Minnesota’s lone major university lost because the state built two stadiums instead of one. Indeed, all of the seats in Minnesota’s two new stadiums could almost fit into the largest stadium in the Big Ten Conference: The Gophers’ (50,000) and the Vikings’ (66,000) stadiums total 116,000 seats, while Michigan Stadium held 109,901 when The Bank opened. When the Gophers play away games in front of over 100,000 screaming fans in Michigan, Pennsylvania, and Ohio, they will remember that the taxpayers of Minnesota, instead of expanding a single, shared stadium, built a second stadium for its professional team’s exclusive use. Those taxpayers lost, too: Compared to the cost of a single, expanded stadium, they paid triple.
The University of Minnesota used to be a perennial contender for the national title trophy. In the last half-century, though, they’ve had to settle for smaller trophies, the kind often given in college football’s history-laden rivalry games. They play for Floyd of Rosedale, a bronze pig, against Iowa. The Little Brown Jug, a decorated water bottle, goes to the winner of their game with Michigan. Paul Bunyan’s Axe is at stake against Wisconsin. But over this period of small trophies and national irrelevance, their greatest rival hasn’t been Iowa, or Michigan, or even Wisconsin. This rival hasn’t been in the Big Ten Conference or even on the schedule. But it has invaded their stadium. After all, the word rival derives from the word river. When the fans wearing maroon and gold file into their undersized stadium, they will look out the horseshoe at their true rivals: the Vikings in the new stadium across the river.
P. A. Jensen is editor of RuralityCheck.com.
He lives in northern Minnesota with his wife and son.
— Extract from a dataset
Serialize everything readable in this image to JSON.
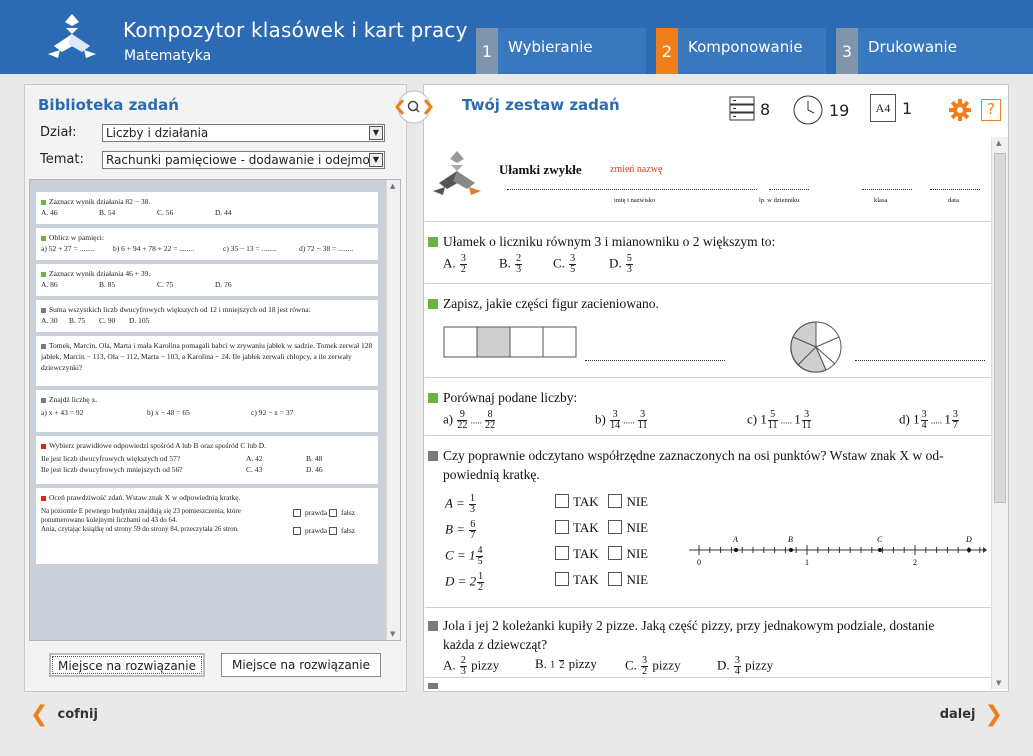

*Note: The number of 13,000 fans is the result of a linear-regression model. Despite having only three independent variables (i.e. enrollment, all-time winning percentage, and sharing a metropolitan area with an NFL team), the model produces an R2 value of 0.78, meaning that seventy-eight percent of the variation among schools’ attendance is explained by just these three factors.